a vital point that distinguishes it from other forms of Buddhism.
In general, the theory of karma describes
the law of cause and effect as being based on a kind of retributive justice,
the view that people can not be happy until they receive,
and thereby expunge from their lives,
all the negative karmic effects resulting from past negative causes.
But, since life is an eternal ongoing process,
and negative karma from the past is potentially unlimited,
it would be impossible to expiate every possible negative effect.
also according to this view,
because of the vast hurdle posed by one's negative karma,

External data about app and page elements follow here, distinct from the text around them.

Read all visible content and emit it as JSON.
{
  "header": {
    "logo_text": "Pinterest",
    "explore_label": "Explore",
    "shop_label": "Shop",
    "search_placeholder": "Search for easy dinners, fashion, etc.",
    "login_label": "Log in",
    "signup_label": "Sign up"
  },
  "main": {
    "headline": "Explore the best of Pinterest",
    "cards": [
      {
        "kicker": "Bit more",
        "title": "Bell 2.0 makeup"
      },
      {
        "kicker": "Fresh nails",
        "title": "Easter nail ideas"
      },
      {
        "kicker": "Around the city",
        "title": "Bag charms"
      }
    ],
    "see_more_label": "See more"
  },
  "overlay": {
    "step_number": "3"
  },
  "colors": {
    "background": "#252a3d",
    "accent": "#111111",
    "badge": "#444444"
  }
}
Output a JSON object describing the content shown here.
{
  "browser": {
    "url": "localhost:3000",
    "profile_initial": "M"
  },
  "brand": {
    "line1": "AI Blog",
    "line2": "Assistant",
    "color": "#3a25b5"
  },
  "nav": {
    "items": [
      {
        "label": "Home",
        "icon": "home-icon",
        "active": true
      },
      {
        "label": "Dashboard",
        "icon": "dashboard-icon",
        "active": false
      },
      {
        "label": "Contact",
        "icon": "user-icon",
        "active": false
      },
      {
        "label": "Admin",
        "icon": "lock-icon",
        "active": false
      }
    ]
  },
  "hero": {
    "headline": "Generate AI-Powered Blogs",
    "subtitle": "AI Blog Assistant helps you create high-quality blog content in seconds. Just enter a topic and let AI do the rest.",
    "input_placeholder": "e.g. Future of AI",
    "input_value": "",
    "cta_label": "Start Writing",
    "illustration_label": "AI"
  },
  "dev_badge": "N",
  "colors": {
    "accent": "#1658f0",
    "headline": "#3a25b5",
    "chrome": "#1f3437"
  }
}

to create enough good causes to attain enlightenment, or Buddhahood,
that is, to become absolutely happy,
would require endless lifetimes of good causes.
That is why most Buddhist teachings other than the Lotus Sutra

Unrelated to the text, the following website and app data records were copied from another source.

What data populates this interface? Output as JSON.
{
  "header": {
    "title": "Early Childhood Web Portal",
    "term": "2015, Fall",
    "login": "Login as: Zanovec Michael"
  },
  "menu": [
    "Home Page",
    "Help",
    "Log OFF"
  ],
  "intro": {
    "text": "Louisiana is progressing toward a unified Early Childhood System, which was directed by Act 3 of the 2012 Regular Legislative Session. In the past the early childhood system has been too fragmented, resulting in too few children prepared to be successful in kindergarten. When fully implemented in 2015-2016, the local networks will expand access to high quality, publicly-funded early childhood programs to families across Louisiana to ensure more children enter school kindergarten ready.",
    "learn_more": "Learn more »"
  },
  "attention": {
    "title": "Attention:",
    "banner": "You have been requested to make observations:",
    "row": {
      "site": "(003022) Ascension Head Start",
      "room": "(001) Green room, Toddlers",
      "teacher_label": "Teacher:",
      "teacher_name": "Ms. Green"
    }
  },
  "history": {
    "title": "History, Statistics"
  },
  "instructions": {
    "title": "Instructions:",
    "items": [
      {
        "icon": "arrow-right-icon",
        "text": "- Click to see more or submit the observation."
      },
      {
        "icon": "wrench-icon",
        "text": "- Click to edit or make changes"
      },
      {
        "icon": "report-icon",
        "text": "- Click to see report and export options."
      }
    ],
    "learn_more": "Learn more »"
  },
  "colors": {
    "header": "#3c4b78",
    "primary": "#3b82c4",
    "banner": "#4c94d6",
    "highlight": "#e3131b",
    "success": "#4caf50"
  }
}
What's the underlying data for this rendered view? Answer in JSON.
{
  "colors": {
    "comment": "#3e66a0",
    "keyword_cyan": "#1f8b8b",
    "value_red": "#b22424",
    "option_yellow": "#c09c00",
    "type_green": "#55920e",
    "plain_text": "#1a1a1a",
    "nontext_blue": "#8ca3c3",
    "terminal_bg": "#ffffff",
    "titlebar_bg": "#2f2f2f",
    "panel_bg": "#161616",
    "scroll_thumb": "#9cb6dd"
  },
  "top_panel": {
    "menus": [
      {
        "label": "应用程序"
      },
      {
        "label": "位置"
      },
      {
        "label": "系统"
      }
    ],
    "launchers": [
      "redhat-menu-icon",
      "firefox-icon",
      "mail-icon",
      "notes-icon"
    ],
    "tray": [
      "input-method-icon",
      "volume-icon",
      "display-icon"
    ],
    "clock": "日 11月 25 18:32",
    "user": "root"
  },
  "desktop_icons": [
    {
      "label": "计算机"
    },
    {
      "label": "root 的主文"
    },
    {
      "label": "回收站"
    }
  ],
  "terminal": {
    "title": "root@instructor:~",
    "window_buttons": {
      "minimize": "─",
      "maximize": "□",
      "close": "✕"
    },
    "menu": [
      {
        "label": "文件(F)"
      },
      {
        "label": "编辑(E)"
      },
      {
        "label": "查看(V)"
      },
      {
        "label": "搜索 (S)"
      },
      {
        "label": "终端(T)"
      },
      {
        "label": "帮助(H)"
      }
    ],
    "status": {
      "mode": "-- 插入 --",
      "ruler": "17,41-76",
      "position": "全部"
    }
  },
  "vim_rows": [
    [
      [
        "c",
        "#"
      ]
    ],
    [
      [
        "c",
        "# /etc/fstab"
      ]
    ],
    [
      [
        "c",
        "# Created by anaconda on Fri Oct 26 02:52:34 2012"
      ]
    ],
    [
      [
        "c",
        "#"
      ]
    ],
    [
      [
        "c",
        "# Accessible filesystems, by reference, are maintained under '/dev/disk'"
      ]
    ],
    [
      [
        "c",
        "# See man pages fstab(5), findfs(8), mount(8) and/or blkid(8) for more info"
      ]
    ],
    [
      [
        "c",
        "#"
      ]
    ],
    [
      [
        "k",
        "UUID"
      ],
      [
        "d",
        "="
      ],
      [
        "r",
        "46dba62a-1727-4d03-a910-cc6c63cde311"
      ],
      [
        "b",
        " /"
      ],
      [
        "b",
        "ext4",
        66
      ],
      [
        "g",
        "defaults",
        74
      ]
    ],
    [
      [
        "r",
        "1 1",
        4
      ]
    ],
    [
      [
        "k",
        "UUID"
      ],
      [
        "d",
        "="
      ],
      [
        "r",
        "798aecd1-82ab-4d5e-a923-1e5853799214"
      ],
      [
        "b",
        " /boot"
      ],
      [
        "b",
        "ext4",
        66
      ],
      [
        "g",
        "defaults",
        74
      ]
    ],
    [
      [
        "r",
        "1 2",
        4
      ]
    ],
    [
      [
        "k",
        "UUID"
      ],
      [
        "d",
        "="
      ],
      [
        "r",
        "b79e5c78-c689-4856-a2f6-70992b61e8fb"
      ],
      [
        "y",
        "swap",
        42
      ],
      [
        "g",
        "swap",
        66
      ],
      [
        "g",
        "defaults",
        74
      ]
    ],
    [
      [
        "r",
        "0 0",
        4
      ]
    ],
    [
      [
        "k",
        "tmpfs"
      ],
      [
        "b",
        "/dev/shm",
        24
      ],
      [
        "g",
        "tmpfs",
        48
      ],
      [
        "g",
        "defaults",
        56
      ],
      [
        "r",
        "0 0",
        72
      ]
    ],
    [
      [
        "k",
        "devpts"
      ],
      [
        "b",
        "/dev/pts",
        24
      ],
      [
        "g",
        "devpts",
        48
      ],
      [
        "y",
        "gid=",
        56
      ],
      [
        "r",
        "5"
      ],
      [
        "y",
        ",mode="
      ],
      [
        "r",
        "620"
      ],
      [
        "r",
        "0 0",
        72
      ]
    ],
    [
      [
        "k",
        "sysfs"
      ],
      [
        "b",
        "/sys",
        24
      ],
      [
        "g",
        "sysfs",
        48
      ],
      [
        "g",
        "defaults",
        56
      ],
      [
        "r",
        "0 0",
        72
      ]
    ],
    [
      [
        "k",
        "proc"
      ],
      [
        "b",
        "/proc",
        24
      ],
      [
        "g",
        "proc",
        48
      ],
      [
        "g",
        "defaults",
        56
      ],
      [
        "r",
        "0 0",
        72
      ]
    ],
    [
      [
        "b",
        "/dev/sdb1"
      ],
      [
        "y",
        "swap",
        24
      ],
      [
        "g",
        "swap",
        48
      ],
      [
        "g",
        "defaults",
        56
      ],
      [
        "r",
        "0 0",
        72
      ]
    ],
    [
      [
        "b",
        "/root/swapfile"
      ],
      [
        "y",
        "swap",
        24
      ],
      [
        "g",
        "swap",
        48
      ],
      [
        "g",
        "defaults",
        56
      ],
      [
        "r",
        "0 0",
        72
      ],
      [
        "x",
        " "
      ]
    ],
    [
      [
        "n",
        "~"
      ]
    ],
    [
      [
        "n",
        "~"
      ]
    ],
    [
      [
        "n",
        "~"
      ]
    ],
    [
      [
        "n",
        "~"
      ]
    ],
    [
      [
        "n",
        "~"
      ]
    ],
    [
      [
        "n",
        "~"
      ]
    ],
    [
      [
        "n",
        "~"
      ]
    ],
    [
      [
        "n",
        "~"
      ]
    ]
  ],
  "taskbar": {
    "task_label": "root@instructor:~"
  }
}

speak of "endless kalpas of practice"
being necessary to attain Buddhahood.
But Nichiren Daishonin taught that this view of karma, while accurate on one level,
does not clarify the process for creating a truly happy life and a peaceful world.

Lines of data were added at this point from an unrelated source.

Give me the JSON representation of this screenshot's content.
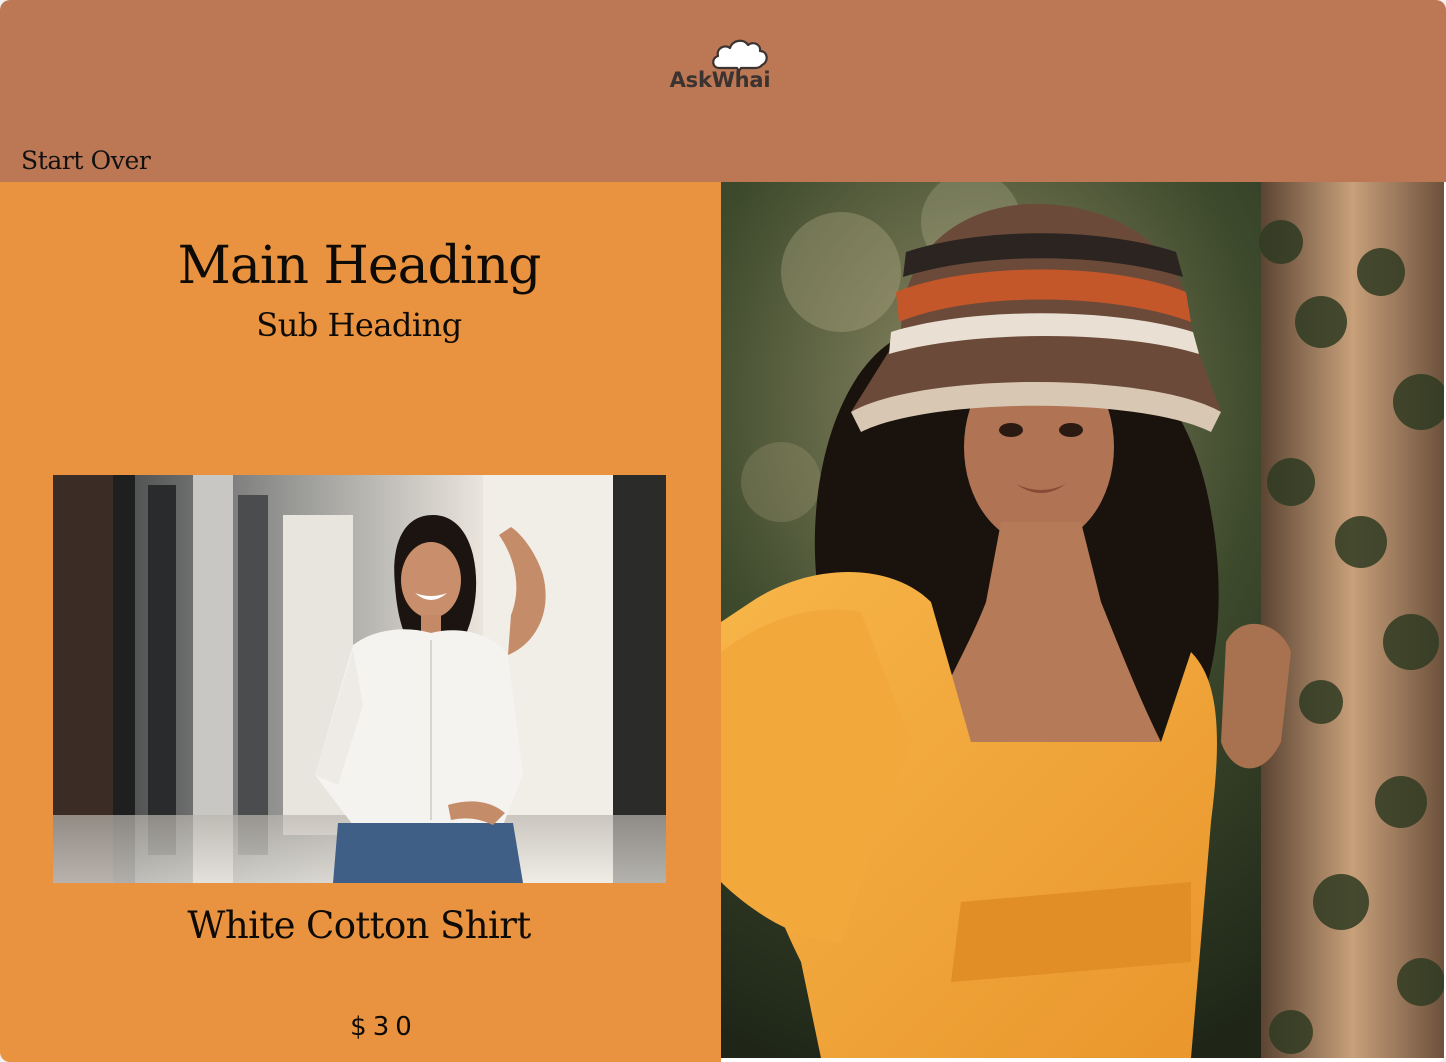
{
  "header": {
    "brand": "AskWhai",
    "logo_icon": "cloud-icon",
    "start_over_label": "Start Over",
    "background": "#bc7755"
  },
  "left_panel": {
    "background": "#e99340",
    "main_heading": "Main Heading",
    "sub_heading": "Sub Heading",
    "product": {
      "image_alt": "Woman in white cotton shirt",
      "name": "White Cotton Shirt",
      "price": "$30"
    }
  },
  "hero": {
    "image_alt": "Woman in crochet bucket hat and orange dress"
  }
}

"One who slights another will in turn be despised.
One who depreciates those of handsome appearance will be born ugly.
This is the general law of cause and effect.
"My sufferings, however, are not ascribable to this casual law.
In the past I despised the votaries of the Lotus Sutra.
I also ridiculed the sutra itself,
sometimes with exaggerated praise and other times with contempt."
("Letter from Sado," The Writings of Nichiren Daishonin, vol 1, page 305).
Nichiren teaches that in contrast to the general casual law,
the deepest causes and effects arises from our relationship to
the Mystic Law of nam-myoho-renge-kyo,
which functions as the core of life itself.
Nichiren identifies the source of all the opposition and suffering
he faces as he propagates the Lotus Sutra,
which expounds the workings of this Mystic Law,
as his own past disbelief in and disparagement of this Law.
By facing the hardships that come from his committed propagation of the Law,
he is not only deeply expiating his karma,
but also fully activating within his life
the state of Buddhahood.
The same process applies to each of us.
Nichiren further clarifies that the source of negative karma is
life's fundamental darkness or ignorance,
which makes it difficult to recognize the functioning of the Mystic Law
within our own lives and in the lives of others.
By recognizing and striving to work in harmony with this Law,
we can overcome our fundamental darkness,
the root of karmic suffering.
When we do so, Nichiren says,
"the sufferings of hell will vanish instantly"
(Lessening One's Karmic Retribution,
Writings of Nichiren Daishonin- vol 1, page 199)
But does this mean that karma itself vanishes instantaneously
when we practice Nichiren Buddhism?
Rather, it means that our negative karma
quickly pales in significance
compared to the wisdom and life force
that fill our lives when we awaken to our Buddha nature.
As an example, Nichiren says that
once the sun rises, the stars in the sky are no longer visible
(see "The Selection of the Time," Writings of Nichiren Daishonin - vol 1, page 575)
Similarly, once the sun of the Mystic Law rises in our hearts through
our deepening faith based on strong Buddhist practice,
our problems stemming from karma become trivial
and insignificant in comparison.
Our negative karma from the past can no longer dictate the direction of our lives.
In a sense, we change our destiny fundamentally by
activating a much deeper and more powerful inner
source of causes and effects.
No one is free from negative karma,
which inevitably appears as obstacles and problems.
but by practicing Nichiren Buddhism,
we can confront and transform all of it.
It is important therefore, that we meet our challenges head-on while chanting
with strong determination.
Trying to avoid or run away from problems
deprives us of opportunities to change our karma.
"Iron, when heated in the flames and pounded, becomes a fine sword"
("Letter from Sado," Writings of Nichiren Daishonin - vol 1, page 303),
and "The flaws of iron come to the surface when it is forged"
("Letter to the Brothers," Writings of Nichiren Daishonin - vol 1, page 497).
A strong sword is made by pounding a piece of hot iron
and bringing out its impurities,
likewise, we can develop an unbreakable, solid self by
squarely confronting and overcoming obstacles.